** Opening Material provided block **

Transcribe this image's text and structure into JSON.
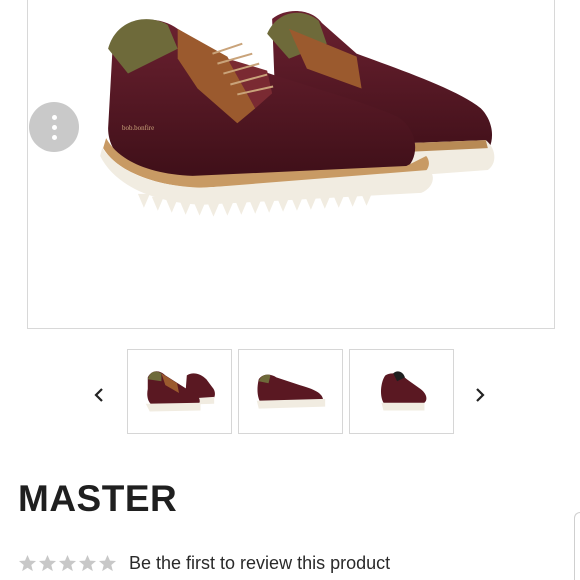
{
  "product": {
    "title": "MASTER",
    "image_alt_subject": "burgundy leather lace-up shoes with olive collar and white serrated sole"
  },
  "gallery": {
    "menu_icon": "more-vertical-icon",
    "prev_icon": "chevron-left-icon",
    "next_icon": "chevron-right-icon",
    "thumbnails": [
      "pair-angled-view",
      "side-view",
      "front-view"
    ]
  },
  "rating": {
    "stars_total": 5,
    "stars_filled": 0,
    "review_text": "Be the first to review this product"
  },
  "colors": {
    "leather": "#5a1822",
    "tan": "#9b5a2e",
    "olive": "#6e6a3a",
    "sole": "#f1ece1",
    "star_empty": "#c8c8c8"
  }
}
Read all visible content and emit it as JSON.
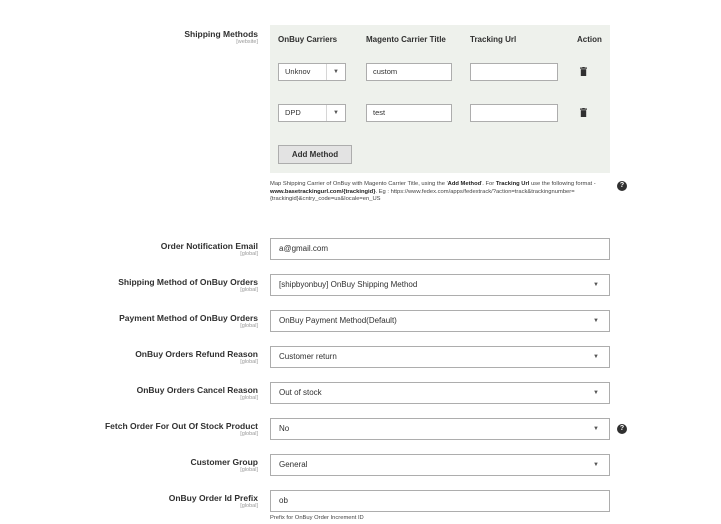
{
  "shipping_methods": {
    "label": "Shipping Methods",
    "scope": "[website]",
    "columns": [
      "OnBuy Carriers",
      "Magento Carrier Title",
      "Tracking Url",
      "Action"
    ],
    "rows": [
      {
        "carrier": "Unknov",
        "title": "custom",
        "tracking_url": ""
      },
      {
        "carrier": "DPD",
        "title": "test",
        "tracking_url": ""
      }
    ],
    "add_button": "Add Method",
    "note_parts": [
      "Map Shipping Carrier of OnBuy with Magento Carrier Title, using the '",
      "Add Method",
      "'. For ",
      "Tracking Url",
      " use the following format - ",
      "www.basetrackingurl.com/{trackingid}",
      ". Eg : https://www.fedex.com/apps/fedextrack/?action=track&trackingnumber={trackingid}&cntry_code=us&locale=en_US"
    ]
  },
  "fields": [
    {
      "label": "Order Notification Email",
      "scope": "[global]",
      "value": "a@gmail.com",
      "type": "input"
    },
    {
      "label": "Shipping Method of OnBuy Orders",
      "scope": "[global]",
      "value": "[shipbyonbuy] OnBuy Shipping Method",
      "type": "select"
    },
    {
      "label": "Payment Method of OnBuy Orders",
      "scope": "[global]",
      "value": "OnBuy Payment Method(Default)",
      "type": "select"
    },
    {
      "label": "OnBuy Orders Refund Reason",
      "scope": "[global]",
      "value": "Customer return",
      "type": "select"
    },
    {
      "label": "OnBuy Orders Cancel Reason",
      "scope": "[global]",
      "value": "Out of stock",
      "type": "select"
    },
    {
      "label": "Fetch Order For Out Of Stock Product",
      "scope": "[global]",
      "value": "No",
      "type": "select"
    },
    {
      "label": "Customer Group",
      "scope": "[global]",
      "value": "General",
      "type": "select"
    },
    {
      "label": "OnBuy Order Id Prefix",
      "scope": "[global]",
      "value": "ob",
      "type": "input"
    }
  ],
  "prefix_hint": "Prefix for OnBuy Order Increment ID",
  "icons": {
    "select_arrow": "▼",
    "help": "?"
  }
}
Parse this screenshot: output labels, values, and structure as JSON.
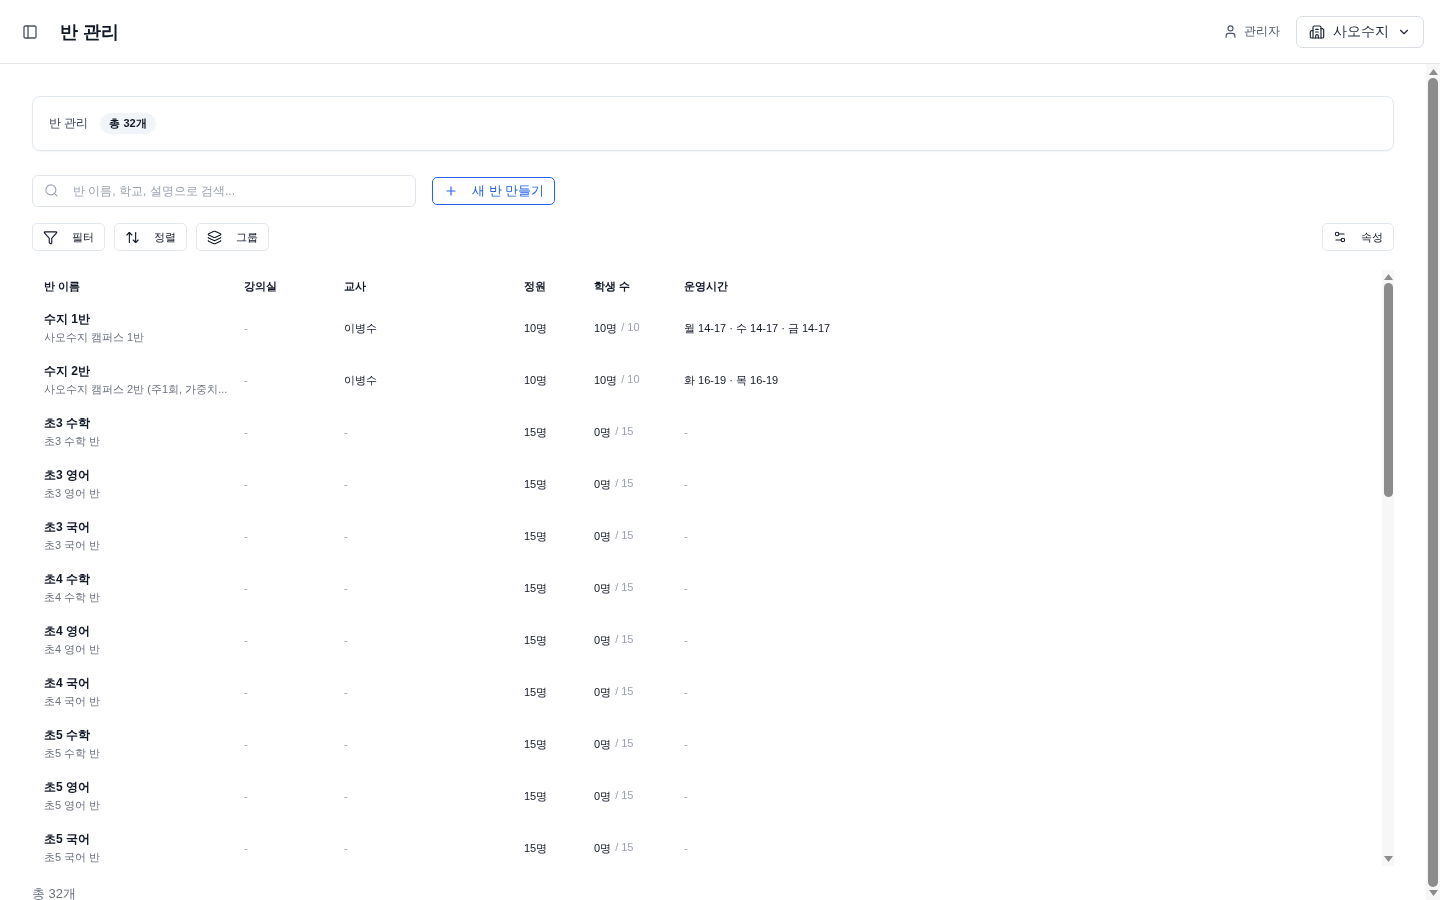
{
  "header": {
    "title": "반 관리",
    "user": "관리자",
    "campus": "사오수지"
  },
  "summary": {
    "title": "반 관리",
    "badge": "총 32개"
  },
  "search": {
    "placeholder": "반 이름, 학교, 설명으로 검색..."
  },
  "new_button": {
    "label": "새 반 만들기"
  },
  "toolbar": [
    {
      "label": "필터",
      "kind": "filter"
    },
    {
      "label": "정렬",
      "kind": "sort"
    },
    {
      "label": "그룹",
      "kind": "group"
    }
  ],
  "properties_button": {
    "label": "속성"
  },
  "table": {
    "columns": [
      "반 이름",
      "강의실",
      "교사",
      "정원",
      "학생 수",
      "운영시간"
    ],
    "rows": [
      {
        "name": "수지 1반",
        "description": "사오수지 캠퍼스 1반",
        "room": "-",
        "teacher": "이병수",
        "capacity": "10명",
        "students": "10명",
        "students_total": "/ 10",
        "schedule": "월 14-17 · 수 14-17 · 금 14-17"
      },
      {
        "name": "수지 2반",
        "description": "사오수지 캠퍼스 2반 (주1회, 가중치...",
        "room": "-",
        "teacher": "이병수",
        "capacity": "10명",
        "students": "10명",
        "students_total": "/ 10",
        "schedule": "화 16-19 · 목 16-19"
      },
      {
        "name": "초3 수학",
        "description": "초3 수학 반",
        "room": "-",
        "teacher": "-",
        "capacity": "15명",
        "students": "0명",
        "students_total": "/ 15",
        "schedule": "-"
      },
      {
        "name": "초3 영어",
        "description": "초3 영어 반",
        "room": "-",
        "teacher": "-",
        "capacity": "15명",
        "students": "0명",
        "students_total": "/ 15",
        "schedule": "-"
      },
      {
        "name": "초3 국어",
        "description": "초3 국어 반",
        "room": "-",
        "teacher": "-",
        "capacity": "15명",
        "students": "0명",
        "students_total": "/ 15",
        "schedule": "-"
      },
      {
        "name": "초4 수학",
        "description": "초4 수학 반",
        "room": "-",
        "teacher": "-",
        "capacity": "15명",
        "students": "0명",
        "students_total": "/ 15",
        "schedule": "-"
      },
      {
        "name": "초4 영어",
        "description": "초4 영어 반",
        "room": "-",
        "teacher": "-",
        "capacity": "15명",
        "students": "0명",
        "students_total": "/ 15",
        "schedule": "-"
      },
      {
        "name": "초4 국어",
        "description": "초4 국어 반",
        "room": "-",
        "teacher": "-",
        "capacity": "15명",
        "students": "0명",
        "students_total": "/ 15",
        "schedule": "-"
      },
      {
        "name": "초5 수학",
        "description": "초5 수학 반",
        "room": "-",
        "teacher": "-",
        "capacity": "15명",
        "students": "0명",
        "students_total": "/ 15",
        "schedule": "-"
      },
      {
        "name": "초5 영어",
        "description": "초5 영어 반",
        "room": "-",
        "teacher": "-",
        "capacity": "15명",
        "students": "0명",
        "students_total": "/ 15",
        "schedule": "-"
      },
      {
        "name": "초5 국어",
        "description": "초5 국어 반",
        "room": "-",
        "teacher": "-",
        "capacity": "15명",
        "students": "0명",
        "students_total": "/ 15",
        "schedule": "-"
      }
    ]
  },
  "footer": {
    "total": "총 32개"
  }
}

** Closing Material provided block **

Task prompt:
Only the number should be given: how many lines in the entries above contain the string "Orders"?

Response to this exercise:
4